Source records
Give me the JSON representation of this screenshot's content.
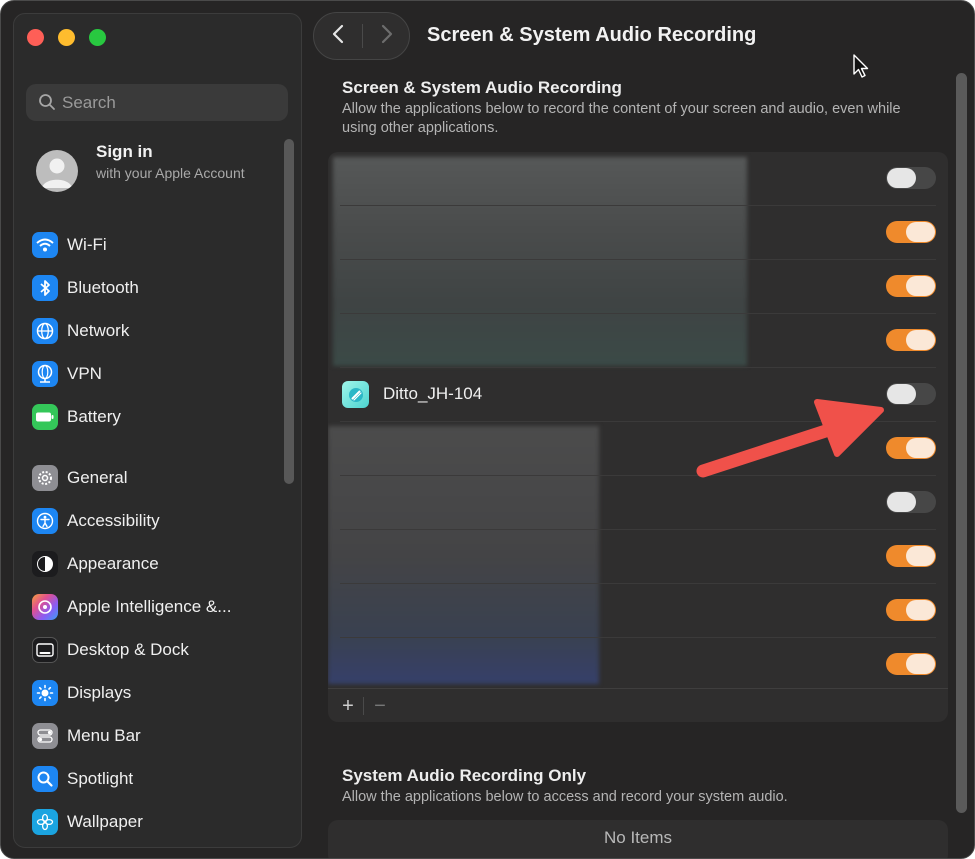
{
  "window": {
    "title": "Screen & System Audio Recording"
  },
  "search": {
    "placeholder": "Search"
  },
  "account": {
    "name": "Sign in",
    "subtitle": "with your Apple Account"
  },
  "sidebar": {
    "items": [
      {
        "label": "Wi-Fi",
        "icon": "wifi-icon",
        "color": "#1d86f2"
      },
      {
        "label": "Bluetooth",
        "icon": "bluetooth-icon",
        "color": "#1d86f2"
      },
      {
        "label": "Network",
        "icon": "globe-icon",
        "color": "#1d86f2"
      },
      {
        "label": "VPN",
        "icon": "vpn-globe-icon",
        "color": "#1d86f2"
      },
      {
        "label": "Battery",
        "icon": "battery-icon",
        "color": "#34c759"
      },
      {
        "label": "General",
        "icon": "gear-icon",
        "color": "#8e8e93"
      },
      {
        "label": "Accessibility",
        "icon": "accessibility-icon",
        "color": "#1d86f2"
      },
      {
        "label": "Appearance",
        "icon": "appearance-icon",
        "color": "#1c1c1e"
      },
      {
        "label": "Apple Intelligence &...",
        "icon": "apple-intelligence-icon",
        "color": "#c86dd7"
      },
      {
        "label": "Desktop & Dock",
        "icon": "dock-icon",
        "color": "#1c1c1e"
      },
      {
        "label": "Displays",
        "icon": "sun-icon",
        "color": "#1d86f2"
      },
      {
        "label": "Menu Bar",
        "icon": "menubar-toggle-icon",
        "color": "#8e8e93"
      },
      {
        "label": "Spotlight",
        "icon": "magnifier-icon",
        "color": "#1d86f2"
      },
      {
        "label": "Wallpaper",
        "icon": "flower-icon",
        "color": "#1ba4e0"
      }
    ]
  },
  "section1": {
    "title": "Screen & System Audio Recording",
    "description": "Allow the applications below to record the content of your screen and audio, even while using other applications."
  },
  "apps": [
    {
      "name": "",
      "enabled": false
    },
    {
      "name": "",
      "enabled": true
    },
    {
      "name": "",
      "enabled": true
    },
    {
      "name": "",
      "enabled": true
    },
    {
      "name": "Ditto_JH-104",
      "enabled": false
    },
    {
      "name": "",
      "enabled": true
    },
    {
      "name": "",
      "enabled": false
    },
    {
      "name": "",
      "enabled": true
    },
    {
      "name": "",
      "enabled": true
    },
    {
      "name": "",
      "enabled": true
    }
  ],
  "list_footer": {
    "add": "+",
    "remove": "−"
  },
  "section2": {
    "title": "System Audio Recording Only",
    "description": "Allow the applications below to access and record your system audio.",
    "empty_text": "No Items"
  },
  "colors": {
    "accent": "#ef8a2c",
    "annotation_arrow": "#f0514a"
  }
}
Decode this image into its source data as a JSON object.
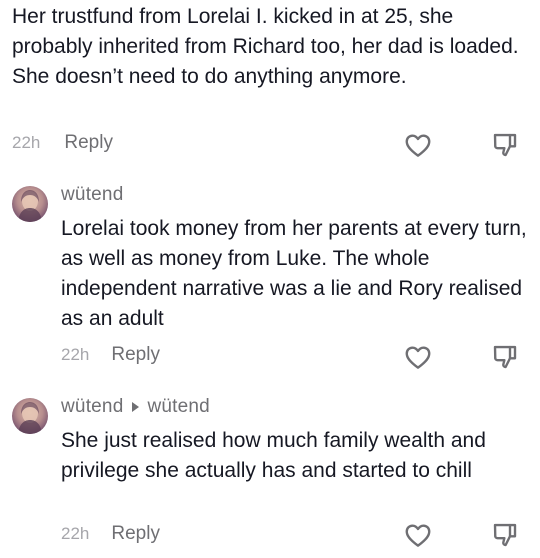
{
  "comments": [
    {
      "username": "",
      "text": "Her trustfund from Lorelai I. kicked in at 25, she probably inherited from Richard too, her dad is loaded. She doesn’t need to do anything anymore.",
      "time": "22h",
      "reply_label": "Reply"
    },
    {
      "username": "wütend",
      "text": "Lorelai took money from her parents at every turn, as well as money from Luke. The whole independent narrative was a lie and Rory realised as an adult",
      "time": "22h",
      "reply_label": "Reply"
    },
    {
      "username": "wütend",
      "reply_to": "wütend",
      "text": "She just realised how much family wealth and privilege she actually has and started to chill",
      "time": "22h",
      "reply_label": "Reply"
    }
  ],
  "icons": {
    "like": "heart-icon",
    "dislike": "thumbs-down-icon",
    "reply_arrow": "play-triangle-icon",
    "avatar": "avatar"
  },
  "colors": {
    "text": "#161823",
    "secondary": "#6f6f73",
    "muted": "#a6a6ab"
  }
}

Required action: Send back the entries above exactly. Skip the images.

Task output:
Give me the JSON representation of this screenshot's content.
{
  "window": {
    "title": "Screen & System Audio Recording"
  },
  "search": {
    "placeholder": "Search"
  },
  "account": {
    "name": "Sign in",
    "subtitle": "with your Apple Account"
  },
  "sidebar": {
    "items": [
      {
        "label": "Wi-Fi",
        "icon": "wifi-icon",
        "color": "#1d86f2"
      },
      {
        "label": "Bluetooth",
        "icon": "bluetooth-icon",
        "color": "#1d86f2"
      },
      {
        "label": "Network",
        "icon": "globe-icon",
        "color": "#1d86f2"
      },
      {
        "label": "VPN",
        "icon": "vpn-globe-icon",
        "color": "#1d86f2"
      },
      {
        "label": "Battery",
        "icon": "battery-icon",
        "color": "#34c759"
      },
      {
        "label": "General",
        "icon": "gear-icon",
        "color": "#8e8e93"
      },
      {
        "label": "Accessibility",
        "icon": "accessibility-icon",
        "color": "#1d86f2"
      },
      {
        "label": "Appearance",
        "icon": "appearance-icon",
        "color": "#1c1c1e"
      },
      {
        "label": "Apple Intelligence &...",
        "icon": "apple-intelligence-icon",
        "color": "#c86dd7"
      },
      {
        "label": "Desktop & Dock",
        "icon": "dock-icon",
        "color": "#1c1c1e"
      },
      {
        "label": "Displays",
        "icon": "sun-icon",
        "color": "#1d86f2"
      },
      {
        "label": "Menu Bar",
        "icon": "menubar-toggle-icon",
        "color": "#8e8e93"
      },
      {
        "label": "Spotlight",
        "icon": "magnifier-icon",
        "color": "#1d86f2"
      },
      {
        "label": "Wallpaper",
        "icon": "flower-icon",
        "color": "#1ba4e0"
      }
    ]
  },
  "section1": {
    "title": "Screen & System Audio Recording",
    "description": "Allow the applications below to record the content of your screen and audio, even while using other applications."
  },
  "apps": [
    {
      "name": "",
      "enabled": false
    },
    {
      "name": "",
      "enabled": true
    },
    {
      "name": "",
      "enabled": true
    },
    {
      "name": "",
      "enabled": true
    },
    {
      "name": "Ditto_JH-104",
      "enabled": false
    },
    {
      "name": "",
      "enabled": true
    },
    {
      "name": "",
      "enabled": false
    },
    {
      "name": "",
      "enabled": true
    },
    {
      "name": "",
      "enabled": true
    },
    {
      "name": "",
      "enabled": true
    }
  ],
  "list_footer": {
    "add": "+",
    "remove": "−"
  },
  "section2": {
    "title": "System Audio Recording Only",
    "description": "Allow the applications below to access and record your system audio.",
    "empty_text": "No Items"
  },
  "colors": {
    "accent": "#ef8a2c",
    "annotation_arrow": "#f0514a"
  }
}
Decode this image into its source data as a JSON object.
{
  "comments": [
    {
      "username": "",
      "text": "Her trustfund from Lorelai I. kicked in at 25, she probably inherited from Richard too, her dad is loaded. She doesn’t need to do anything anymore.",
      "time": "22h",
      "reply_label": "Reply"
    },
    {
      "username": "wütend",
      "text": "Lorelai took money from her parents at every turn, as well as money from Luke. The whole independent narrative was a lie and Rory realised as an adult",
      "time": "22h",
      "reply_label": "Reply"
    },
    {
      "username": "wütend",
      "reply_to": "wütend",
      "text": "She just realised how much family wealth and privilege she actually has and started to chill",
      "time": "22h",
      "reply_label": "Reply"
    }
  ],
  "icons": {
    "like": "heart-icon",
    "dislike": "thumbs-down-icon",
    "reply_arrow": "play-triangle-icon",
    "avatar": "avatar"
  },
  "colors": {
    "text": "#161823",
    "secondary": "#6f6f73",
    "muted": "#a6a6ab"
  }
}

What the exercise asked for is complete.